Radio Waves Electromagnetic
Radio waves are electromagnetic waves that have wavelengths longer than infrared radiations. The range of radio waves is between 30 kHz and 300 GHz in an electromagnetic spectrum.
Radio waves have the best use in communication systems like television, mobile phones, radios, etc.
Natural radio waves occur or emit by lightning, astronomical objects, while artificial radio waves are produced with the help of transmitters, and radio receives it by using antennas. These signals are transformed into mechanical vibrations in speakers to generate sound.
Radio waves have many real-life applications. In this article, we will learn about the radio electromagnetic spectrum and its uses.
Radio Waves Uses
Radio waves in the electromagnetic spectrum are located in the low range frequencies. The wavelength of these waves ranges from 30 cm to 1 km and Radio electromagnetic spectrum is a part of the electromagnetic spectrum with frequencies from 30 Hz to 300 GHz. These waves have great use in communication systems.
In the air, radio wave communication signals traverse a straight path, emit clouds/layers of the ionosphere, or are relayed by satellites in space.
Radio Waves Are Employed in Various Places; These Are:
Standard broadcast and television
Navigation of aircraft
Airplane traffic control (ATC)
Radio Wave Frequency Spectrum
A radio band is a continuous series of the radio wave frequency spectrum. These bands are called the channels and each channel has its specific purpose. To overcome the interference and the overlapping of bands and allow for the efficient use of the radio wave spectrum, similar services are allocated in bands.
For each channel, ITU (International Telecommunication Union) has a band plan that indicates how each channel has to be used and shared, to prevent interference, overlapping and to set protocol for the affinity of transmitters and receivers.
What Does ITU Do?
ITU radio bands are specified in the ITU Radio Regulations. It divides the radio frequency spectrum into 12 bands, each of which begins at a wavelength with a power of 10n, with the respective frequency of 3 x 108-n Hz.
The table mentioned below discusses the radio wave frequency bands with their respective ITU band numbers and functions. These recommendations were approved by the International Radio Conference held at Atlantic City, New Jersey, in 1947. Let’s look at these:

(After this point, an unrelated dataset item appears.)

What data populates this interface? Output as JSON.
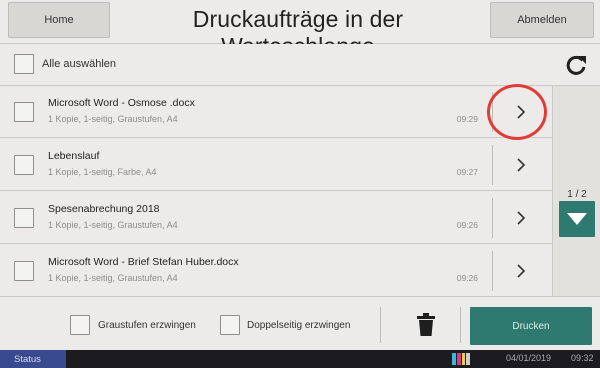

From the above table, we can see the descending order of frequency and wavelengths. Also, the electromagnetic waves radio waves specifically designate a section of the electromagnetic spectrum having frequencies ranging between 300 GHz and 3 kHz and wavelengths ranging from 1 millimeter to 100 kilometers.
FAQs on Electromagnetic Spectrum and Radio Waves
1. What does the electromagnetic spectrum specify?
The electromagnetic spectrum shows the major classification of electromagnetic waves. The range of frequencies and wavelengths is remarkable (striking).
The division line between some lists is distinct, whereas other categories overlap. Microwaves encompass the high-frequency portion of the radio portion of the electromagnetic spectrum.
2. Write applications of radio waves.
The real-life applications of radio waves are:
Radio waves are used in AM and FM radio, TV, and cellular phone communications.
The electromagnetic waves of frequency ranging from 530 kHz to 1710 kHz form amplitude modulation, it is used in ground wave propagation.
The electromagnetic waves of frequency ranging from 54 MHz to 890 MHz are used in television broadcasting.
The electromagnetic frequencies ranging from 300 MHz to 3,000 MHz are used in mobile phone communications.
3. Among radio waves and microwaves, which is better in Radar communications, and why?
Since microwaves are of smaller wavelengths, hence they can transmit as a beam of signal in a particular direction much better than radio waves. Also, microwaves do not bend around the corners of any obstacle coming along their path.
4. Are radio waves harmful?
When high-frequency RF is exposed to the human body, it can lead to biological heating and a rise in body temperature.